anyone using multi-strategy and multi-instrument

Discussion in 'Strategy Development' started by 0008, Oct 18, 2010.

  1. 0008


    I can't prove it mathematically, but I feel single-strategy and single-instrument would lead to a volatile equity curve.

    Do guys here use multi-strategy and multi-instrument method? Can you get a smoother curve?
  2. dloyer


  3. MGJ


    Perhaps you can "convince yourself" of its truth or falsehood (rather than "prove" it), through repeated experimentation.

    Use a random number generator to produce N different equity curves; initially, N=2. Measure the smoothness of each one. Now combine the N equity curves into one, assuming you've invested (1/N) of your capital in each. Measure the smoothness of the combined curve. Which was smoother? The input equity curve, or the combined?

    Repeat this experiment ten thousand times.

    Now count the number of times that the combined equity curve was smoother than the individual equity curves which produced it. What is the observed probability that the combined equity curve is smoother? 10%? 90%? What is the data telling you?

    Now do the whole business again for a larger value of N; i.e., trade a larger number of systems for greater diversification. Run ten thousand trials and calculate the observed probability that the combined equity curve is smoother than the individual systems' curves.
  4. Murray Ruggiero

    Murray Ruggiero ET Sponsor

    Yes, you can get a smoother equity curve using multiple trading system combined together trading different markets. The the strong point of TradersStudio.

    We manage about 60 million and do it using 10 different systems combined into various tradeplans , we combine both trend following and counter trend methods.

    If you want to do this type of analysis take a look at TradersStudio. If you have any question you can post here or PM me.

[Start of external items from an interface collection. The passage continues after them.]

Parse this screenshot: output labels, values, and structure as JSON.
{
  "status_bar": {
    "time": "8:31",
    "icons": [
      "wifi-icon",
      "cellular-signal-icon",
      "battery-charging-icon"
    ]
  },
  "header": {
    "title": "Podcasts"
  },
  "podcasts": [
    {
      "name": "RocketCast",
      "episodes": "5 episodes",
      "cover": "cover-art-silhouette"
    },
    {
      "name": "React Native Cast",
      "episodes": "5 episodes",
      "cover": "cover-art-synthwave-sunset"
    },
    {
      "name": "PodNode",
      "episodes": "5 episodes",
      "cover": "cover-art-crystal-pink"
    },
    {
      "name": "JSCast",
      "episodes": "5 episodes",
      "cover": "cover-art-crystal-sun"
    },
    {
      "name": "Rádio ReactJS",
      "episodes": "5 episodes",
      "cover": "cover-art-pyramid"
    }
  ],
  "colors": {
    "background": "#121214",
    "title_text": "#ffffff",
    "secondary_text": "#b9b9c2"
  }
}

  5. Curve is smoother, risk is lower, but return is lower. Also, although most of the time diversification (modern portfolio theory) works, during times of crisis formerly uncorrelated instruments suddenly become correlated, and you aren't diversified anymore, and precisely at the time when diversification is desired most. What you really need is diversification + hedge + know when to get the heck out of the markets and just go to cash. And hedging with options, again curve is smoother, but return is lower. There is a definitely a tradeoff there.
  6. One good post few will understand because few here have the experience needed. Reading Wikipedia and articles is not enough to understand what Stoxtrader wrote.
  7. bone

    bone ET Sponsor

    More multi-instrument in different market sectors than multi-strategy, but yes I believe it to be a significant advantage.

    The other piece is that a 'well-behaved' spread will typically exhibit very little flat price instrument directional delta risk.
  8. You'd be surprised how all assets are correlated right now, especially when you're betting against them!
  9. Bob111


    and one can make money out of that too:D
    #10     Oct 20, 2010